Page and application data records:

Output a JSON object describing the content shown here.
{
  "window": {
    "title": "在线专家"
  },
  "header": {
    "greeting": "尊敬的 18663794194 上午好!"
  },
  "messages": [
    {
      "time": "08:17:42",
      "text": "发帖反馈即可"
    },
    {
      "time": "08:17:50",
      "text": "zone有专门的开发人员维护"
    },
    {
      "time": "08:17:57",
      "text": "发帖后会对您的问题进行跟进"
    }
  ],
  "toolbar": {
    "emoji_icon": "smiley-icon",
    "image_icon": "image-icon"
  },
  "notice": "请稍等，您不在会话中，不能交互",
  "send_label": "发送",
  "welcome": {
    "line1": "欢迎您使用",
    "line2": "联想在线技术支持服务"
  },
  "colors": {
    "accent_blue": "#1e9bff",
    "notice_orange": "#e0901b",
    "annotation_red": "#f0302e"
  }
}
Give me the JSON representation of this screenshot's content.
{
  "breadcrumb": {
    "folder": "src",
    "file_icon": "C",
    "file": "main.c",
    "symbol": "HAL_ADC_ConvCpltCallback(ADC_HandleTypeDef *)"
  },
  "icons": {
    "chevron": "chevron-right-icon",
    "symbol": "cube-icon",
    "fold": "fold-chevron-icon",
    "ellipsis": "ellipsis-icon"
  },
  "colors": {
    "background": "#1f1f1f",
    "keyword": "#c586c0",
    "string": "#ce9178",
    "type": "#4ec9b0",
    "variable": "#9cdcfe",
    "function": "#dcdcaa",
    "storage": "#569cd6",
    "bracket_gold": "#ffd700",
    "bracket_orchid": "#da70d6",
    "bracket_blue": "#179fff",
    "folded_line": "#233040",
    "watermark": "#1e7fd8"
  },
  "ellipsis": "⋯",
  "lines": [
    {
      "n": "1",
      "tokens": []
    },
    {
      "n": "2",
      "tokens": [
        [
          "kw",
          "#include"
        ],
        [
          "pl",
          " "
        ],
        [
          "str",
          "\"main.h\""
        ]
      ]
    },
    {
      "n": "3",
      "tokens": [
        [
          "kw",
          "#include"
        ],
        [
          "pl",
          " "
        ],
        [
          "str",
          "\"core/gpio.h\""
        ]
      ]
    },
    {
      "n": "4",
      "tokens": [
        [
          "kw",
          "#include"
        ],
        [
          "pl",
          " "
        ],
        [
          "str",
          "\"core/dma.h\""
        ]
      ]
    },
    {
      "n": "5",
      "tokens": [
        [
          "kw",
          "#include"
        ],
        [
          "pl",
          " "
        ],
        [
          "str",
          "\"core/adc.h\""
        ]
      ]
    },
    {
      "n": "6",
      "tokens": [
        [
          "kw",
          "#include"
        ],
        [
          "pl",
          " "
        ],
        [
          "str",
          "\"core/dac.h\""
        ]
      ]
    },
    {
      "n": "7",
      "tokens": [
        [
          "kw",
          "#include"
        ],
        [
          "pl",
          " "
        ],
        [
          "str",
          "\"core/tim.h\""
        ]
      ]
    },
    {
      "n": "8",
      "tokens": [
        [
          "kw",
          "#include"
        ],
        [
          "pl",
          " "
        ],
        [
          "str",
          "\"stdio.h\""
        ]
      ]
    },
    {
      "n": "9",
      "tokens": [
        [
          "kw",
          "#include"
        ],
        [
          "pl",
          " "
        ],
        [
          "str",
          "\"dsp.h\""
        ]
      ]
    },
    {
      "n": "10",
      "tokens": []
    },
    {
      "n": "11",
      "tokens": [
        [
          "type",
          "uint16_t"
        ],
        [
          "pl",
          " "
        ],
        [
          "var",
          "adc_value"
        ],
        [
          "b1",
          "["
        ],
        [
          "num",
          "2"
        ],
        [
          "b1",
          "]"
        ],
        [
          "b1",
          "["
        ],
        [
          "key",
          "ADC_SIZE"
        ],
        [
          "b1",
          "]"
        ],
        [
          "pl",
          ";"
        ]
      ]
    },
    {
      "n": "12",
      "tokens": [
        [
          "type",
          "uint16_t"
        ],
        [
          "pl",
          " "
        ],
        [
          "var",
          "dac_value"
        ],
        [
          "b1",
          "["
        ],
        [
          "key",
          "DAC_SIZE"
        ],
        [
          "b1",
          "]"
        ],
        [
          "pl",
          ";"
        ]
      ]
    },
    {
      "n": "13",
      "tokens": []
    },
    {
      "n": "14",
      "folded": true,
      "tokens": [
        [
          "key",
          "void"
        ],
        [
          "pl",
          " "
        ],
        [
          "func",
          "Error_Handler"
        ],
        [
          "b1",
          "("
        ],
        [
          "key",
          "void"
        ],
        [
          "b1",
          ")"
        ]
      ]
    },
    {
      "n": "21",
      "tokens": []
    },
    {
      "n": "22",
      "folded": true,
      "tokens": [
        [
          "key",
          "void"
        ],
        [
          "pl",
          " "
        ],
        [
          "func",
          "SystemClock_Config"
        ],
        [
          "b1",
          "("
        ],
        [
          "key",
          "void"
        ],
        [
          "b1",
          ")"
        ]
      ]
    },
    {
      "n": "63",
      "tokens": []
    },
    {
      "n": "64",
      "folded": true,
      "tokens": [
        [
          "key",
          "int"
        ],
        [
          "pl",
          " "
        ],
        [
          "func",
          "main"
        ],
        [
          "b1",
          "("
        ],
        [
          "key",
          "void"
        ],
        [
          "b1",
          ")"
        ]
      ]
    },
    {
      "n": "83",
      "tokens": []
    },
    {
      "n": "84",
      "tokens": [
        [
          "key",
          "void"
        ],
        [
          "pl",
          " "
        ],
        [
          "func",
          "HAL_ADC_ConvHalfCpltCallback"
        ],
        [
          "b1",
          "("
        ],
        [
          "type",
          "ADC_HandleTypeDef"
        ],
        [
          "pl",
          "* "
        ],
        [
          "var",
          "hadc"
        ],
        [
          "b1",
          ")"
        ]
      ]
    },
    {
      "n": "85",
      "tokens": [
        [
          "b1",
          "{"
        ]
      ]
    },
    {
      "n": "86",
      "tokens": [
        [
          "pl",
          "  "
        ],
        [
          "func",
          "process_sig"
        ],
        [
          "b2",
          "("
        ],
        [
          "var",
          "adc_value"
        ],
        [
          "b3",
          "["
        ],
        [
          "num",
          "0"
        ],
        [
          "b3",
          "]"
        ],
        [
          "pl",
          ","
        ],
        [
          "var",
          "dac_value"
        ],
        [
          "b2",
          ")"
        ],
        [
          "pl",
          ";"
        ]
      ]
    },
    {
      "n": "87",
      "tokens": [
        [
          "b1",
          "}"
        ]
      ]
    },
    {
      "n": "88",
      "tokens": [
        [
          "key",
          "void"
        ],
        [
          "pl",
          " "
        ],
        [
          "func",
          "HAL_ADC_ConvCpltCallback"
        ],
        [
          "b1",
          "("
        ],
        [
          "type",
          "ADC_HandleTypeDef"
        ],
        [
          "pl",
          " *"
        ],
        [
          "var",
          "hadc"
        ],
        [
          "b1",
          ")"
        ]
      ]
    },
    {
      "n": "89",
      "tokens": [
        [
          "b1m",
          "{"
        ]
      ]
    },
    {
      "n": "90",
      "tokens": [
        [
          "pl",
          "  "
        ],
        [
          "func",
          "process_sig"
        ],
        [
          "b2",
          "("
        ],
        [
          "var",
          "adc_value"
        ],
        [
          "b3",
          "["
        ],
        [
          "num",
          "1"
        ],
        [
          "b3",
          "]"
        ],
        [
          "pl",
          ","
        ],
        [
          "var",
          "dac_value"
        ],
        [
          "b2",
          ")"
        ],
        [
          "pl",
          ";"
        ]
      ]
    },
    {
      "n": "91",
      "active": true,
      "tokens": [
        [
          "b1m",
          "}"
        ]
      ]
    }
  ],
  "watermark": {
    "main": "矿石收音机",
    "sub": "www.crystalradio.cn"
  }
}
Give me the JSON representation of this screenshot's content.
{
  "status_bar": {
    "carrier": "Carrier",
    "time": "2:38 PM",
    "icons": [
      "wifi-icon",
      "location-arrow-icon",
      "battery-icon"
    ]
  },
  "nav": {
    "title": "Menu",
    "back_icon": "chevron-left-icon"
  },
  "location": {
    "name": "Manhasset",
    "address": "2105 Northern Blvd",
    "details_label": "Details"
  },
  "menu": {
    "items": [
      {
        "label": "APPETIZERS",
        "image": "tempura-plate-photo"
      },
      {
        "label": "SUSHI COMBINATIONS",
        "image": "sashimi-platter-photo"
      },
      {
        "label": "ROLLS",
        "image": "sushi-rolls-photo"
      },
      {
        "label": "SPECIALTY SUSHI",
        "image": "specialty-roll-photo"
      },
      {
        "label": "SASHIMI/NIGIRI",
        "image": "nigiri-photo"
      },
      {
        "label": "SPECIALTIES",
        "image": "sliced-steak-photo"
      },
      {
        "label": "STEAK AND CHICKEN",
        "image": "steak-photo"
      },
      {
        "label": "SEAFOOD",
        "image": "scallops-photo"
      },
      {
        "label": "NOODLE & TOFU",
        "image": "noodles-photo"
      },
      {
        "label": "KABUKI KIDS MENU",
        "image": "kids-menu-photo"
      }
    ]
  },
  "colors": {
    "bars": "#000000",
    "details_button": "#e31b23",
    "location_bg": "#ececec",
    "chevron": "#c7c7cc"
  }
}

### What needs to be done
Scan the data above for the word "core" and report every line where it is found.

### Answer to the exercise
          "\"core/gpio.h\""
          "\"core/dma.h\""
          "\"core/adc.h\""
          "\"core/dac.h\""
          "\"core/tim.h\""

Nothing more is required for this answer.